Hrachya Berbedian, chairman of the Armenian Agrarian Union, sounded alarm over these developments, alleging that the government’s failure to step in testifies to its “ineptness.” “There is a large-scale export of sheep to Iran and Arab countries, which is a ‘welcome’ development,” he told RFE/RL. “We’re like a factory selling its machines and equipment after emptying its production inventories.”
Alaverdian, the agriculture minister, insisted, however, that the exported sheep were mainly “unfit for reproduction” and that Armenia’s sheep stocks will grow by 200,000 already by this summer. He said the Ministry of Agriculture has devised a plan of actions aimed at raising the total number of sheep to 1.5 million by 2020. Speaking at a news conference, Alaverdian also announced that Armenia will soon start also exporting live cattle and beef to Iran.
Such a prospect is causing serious concern among local meat traders who fear that a resulting surge in the prices of beef, which is consumed in Armenia in far greater amounts than lamb, will dramatically cut their sales. About a dozen traders in a Yerevan food market temporarily shut down their meat shops on Wednesday to demand a government ban or restrictions on beef exports.
“They must not take cattle abroad,” one of them told RFE/RL. “We risk running out of meat. It’s beneficial for farmers to sell cattle at a higher price.

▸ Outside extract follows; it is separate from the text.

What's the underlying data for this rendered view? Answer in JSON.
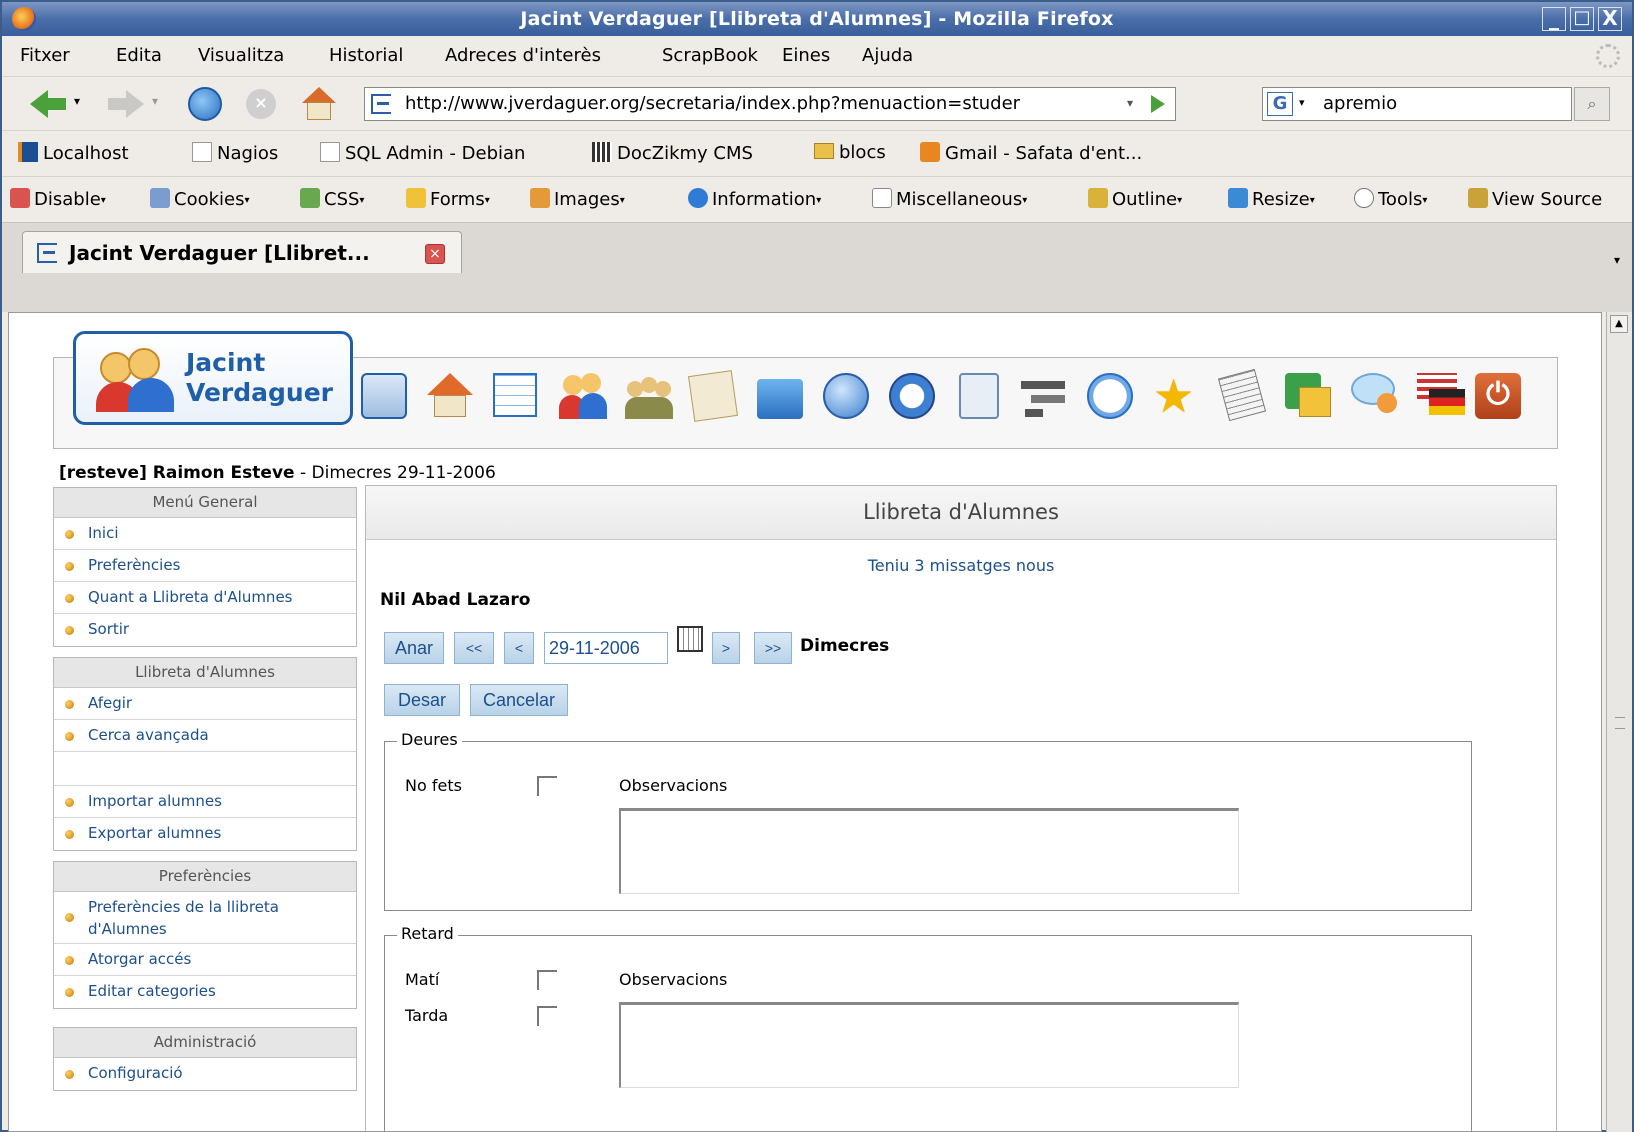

But they don’t think about what they are going to eat tomorrow.”
“If things continue like this, there will no meat one month later,” claimed another protester.
The retail price of beef has slightly risen over the past month and currently averages 1,700-1,800 drams per kilogram in Yerevan food stores and markets.